I recently spent a month in paradise. As penance for such luxury, I read Night Draws Near, by Anthony Shadid of the Washington Post. The book describes the first few years of the Iraq war, from the fall of Baghdad to the first elections. Sitting there on a southern Thai island, looking at gem-colored water filled with light, reading about unspeakable horror and colossal failure...
I don't know what's sicker, to read such a book or to not read it.
Shadid, a Lebanese-American and a fluent Arabic speaker, looks at the war mainly through anecdotes of ordinary Baghdad citizens. The book is as eloquent as it is harrowing, and reaffirms a growing belief I have that literary journalism is much more effective in creating a full picture of what's going on than day-to-day print journalism or television reporting. Daily news stories are just little pieces of awfulness that seemingly have little connection to each other. But when a strong reporter and writer like Shadid weaves them all together through personal narrative, they become a tapestry of tragedy. And one that makes sense.
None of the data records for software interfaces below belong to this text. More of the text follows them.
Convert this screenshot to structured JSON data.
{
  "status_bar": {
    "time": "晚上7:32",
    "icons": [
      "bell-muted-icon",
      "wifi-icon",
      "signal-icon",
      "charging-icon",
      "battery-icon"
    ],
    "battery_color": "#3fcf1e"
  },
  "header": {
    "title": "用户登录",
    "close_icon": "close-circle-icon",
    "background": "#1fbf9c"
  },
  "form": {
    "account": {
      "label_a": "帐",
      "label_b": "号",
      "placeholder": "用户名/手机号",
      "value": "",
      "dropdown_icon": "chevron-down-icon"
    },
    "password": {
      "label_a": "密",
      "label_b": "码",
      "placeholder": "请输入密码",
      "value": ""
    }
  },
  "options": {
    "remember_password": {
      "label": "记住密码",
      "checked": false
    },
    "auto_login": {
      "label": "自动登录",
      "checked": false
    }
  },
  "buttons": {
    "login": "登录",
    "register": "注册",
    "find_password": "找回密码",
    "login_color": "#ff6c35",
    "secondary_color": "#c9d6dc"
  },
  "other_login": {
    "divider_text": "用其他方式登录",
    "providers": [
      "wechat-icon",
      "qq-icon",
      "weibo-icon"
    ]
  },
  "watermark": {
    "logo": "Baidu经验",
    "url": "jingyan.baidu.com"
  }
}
Reading the book, I came away with two things: How so many problems could have been avoided through even basic understanding of Iraqi Arab culture, and how many bad decisions seem to have been made by the variety of decision-makers in Iraq.
As to the first, one of the most chilling anecdotes that Shadid relates is that of an Iraqi informer working for the U.S. in a small village in the Sunni triangle. As the man, hooded, is walking through a group of prisoners pointing out insurgents, several prisoners recognize him from a deformed hand and start shouting his name. The informer is protected by the U.S. troops for a time. But eventually he's hunted down and killed by his older brother...and his father. They kill him because the other clans of the town basically tell them that their entire clan will be wiped out if they don't. The honor culture and honor killings of the village culture trump everything else.
Hmm...and these people are supposed to transform overnight from this kind of thinking into model Middle Eastern Republicans and Democrats? Hmm...
As to the second: One thing stands out above the rest. Executive Order Number Two. Issued by Paul Bremer, who headed the Coalition Provisional Authority. The order dissolved the Iraqi Army. Which, in Bremer's defense, there must have been a reason for. But according to Shadid, the Iraqi Army was an institution that pre-dated Saddam Hussein and one he didn't trust at all (hence the creation of the Republican Guard, the Special Republican Guard, and the Fedayeen). It was also an institution which had credibility with the people because of its massive sacrifices in the Iran-Iraq war. The army, Shadid insinuates, could have been used to keep the peace, would have been respected by the people, and would have kept Americans out of harms way on the streets. Instead, the several-hundred thousand strong army was dissolved, putting all those men with guns and knowledge of how to make war out onto the streets, with a whole lot of guns and nothing to do...(My only criticism here is that the writer doesn't get - or try to get - an interview with Bremer as to why he issued the order; there must have been a reason that seemed like a good one at the time.)
While the first few chapters are filled with so much repeating bloodshed that it is hard to bear, the book then becomes much more intriguing (but no less tragic) as ordinary Iraqis go through the upheavals of the early years of the war.
The book is an absolute must for anyone interested in the topic, but certainly not one to read if you're feeling bummed out about things.
A few links with reviews and/or info: